**TASK INSTRUCTIONS**
The exercise asks you to copy every line below in which "Tomatoes" appears.
======== ENTRIES SHOWN
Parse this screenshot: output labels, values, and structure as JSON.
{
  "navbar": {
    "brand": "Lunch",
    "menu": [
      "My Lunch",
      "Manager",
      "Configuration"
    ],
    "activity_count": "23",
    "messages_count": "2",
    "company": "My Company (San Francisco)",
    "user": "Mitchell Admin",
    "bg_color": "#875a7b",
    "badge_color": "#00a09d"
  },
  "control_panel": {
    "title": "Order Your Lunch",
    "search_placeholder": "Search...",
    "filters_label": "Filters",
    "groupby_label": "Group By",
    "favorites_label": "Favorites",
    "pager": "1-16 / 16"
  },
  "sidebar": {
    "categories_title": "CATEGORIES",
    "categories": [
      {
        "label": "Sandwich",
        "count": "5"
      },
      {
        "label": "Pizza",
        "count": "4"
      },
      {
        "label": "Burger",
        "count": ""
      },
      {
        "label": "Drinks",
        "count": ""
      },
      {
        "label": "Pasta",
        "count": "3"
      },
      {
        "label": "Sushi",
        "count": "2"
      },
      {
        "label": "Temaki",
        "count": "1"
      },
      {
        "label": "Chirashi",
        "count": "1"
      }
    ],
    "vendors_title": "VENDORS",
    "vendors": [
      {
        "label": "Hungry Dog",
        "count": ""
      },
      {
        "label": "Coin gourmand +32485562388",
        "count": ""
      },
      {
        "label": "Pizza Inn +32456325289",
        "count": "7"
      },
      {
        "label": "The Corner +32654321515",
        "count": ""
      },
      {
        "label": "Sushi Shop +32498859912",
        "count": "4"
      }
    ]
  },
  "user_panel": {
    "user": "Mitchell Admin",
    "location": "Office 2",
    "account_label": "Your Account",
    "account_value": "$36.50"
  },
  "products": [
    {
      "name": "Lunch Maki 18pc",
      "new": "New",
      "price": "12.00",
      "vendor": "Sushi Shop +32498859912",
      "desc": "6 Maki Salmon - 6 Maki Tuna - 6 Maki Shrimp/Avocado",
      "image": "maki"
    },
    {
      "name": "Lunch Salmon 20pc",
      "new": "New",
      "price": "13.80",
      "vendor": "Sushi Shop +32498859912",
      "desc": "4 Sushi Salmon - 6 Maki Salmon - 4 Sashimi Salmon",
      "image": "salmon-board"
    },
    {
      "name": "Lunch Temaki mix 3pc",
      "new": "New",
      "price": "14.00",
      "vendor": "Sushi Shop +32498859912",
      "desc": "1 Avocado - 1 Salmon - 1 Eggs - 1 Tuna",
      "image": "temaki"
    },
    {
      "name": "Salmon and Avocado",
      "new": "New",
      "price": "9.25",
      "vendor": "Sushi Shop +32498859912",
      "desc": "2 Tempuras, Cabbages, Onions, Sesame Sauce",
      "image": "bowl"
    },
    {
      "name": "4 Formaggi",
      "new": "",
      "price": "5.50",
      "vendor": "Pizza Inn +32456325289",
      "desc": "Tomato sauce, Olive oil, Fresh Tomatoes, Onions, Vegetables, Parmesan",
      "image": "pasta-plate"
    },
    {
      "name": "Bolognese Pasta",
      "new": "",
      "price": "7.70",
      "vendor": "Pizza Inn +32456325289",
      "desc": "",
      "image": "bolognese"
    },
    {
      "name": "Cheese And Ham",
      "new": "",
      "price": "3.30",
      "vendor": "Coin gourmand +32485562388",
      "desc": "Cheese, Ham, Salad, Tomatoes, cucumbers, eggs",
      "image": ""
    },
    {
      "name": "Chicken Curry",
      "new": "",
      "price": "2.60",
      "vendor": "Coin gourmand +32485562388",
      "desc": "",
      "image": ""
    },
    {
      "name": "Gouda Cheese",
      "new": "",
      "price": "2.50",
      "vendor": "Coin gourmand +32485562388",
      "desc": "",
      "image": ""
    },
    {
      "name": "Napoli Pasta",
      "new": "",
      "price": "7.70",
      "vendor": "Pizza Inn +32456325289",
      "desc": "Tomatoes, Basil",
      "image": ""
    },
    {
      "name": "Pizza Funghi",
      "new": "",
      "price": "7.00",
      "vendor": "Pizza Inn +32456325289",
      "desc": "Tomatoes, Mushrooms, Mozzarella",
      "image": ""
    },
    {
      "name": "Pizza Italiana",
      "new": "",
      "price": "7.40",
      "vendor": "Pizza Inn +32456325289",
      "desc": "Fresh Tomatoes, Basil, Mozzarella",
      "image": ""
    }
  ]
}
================
**RESPONSE**
      "desc": "Tomato sauce, Olive oil, Fresh Tomatoes, Onions, Vegetables, Parmesan",
      "desc": "Cheese, Ham, Salad, Tomatoes, cucumbers, eggs",
      "desc": "Tomatoes, Basil",
      "desc": "Tomatoes, Mushrooms, Mozzarella",
      "desc": "Fresh Tomatoes, Basil, Mozzarella",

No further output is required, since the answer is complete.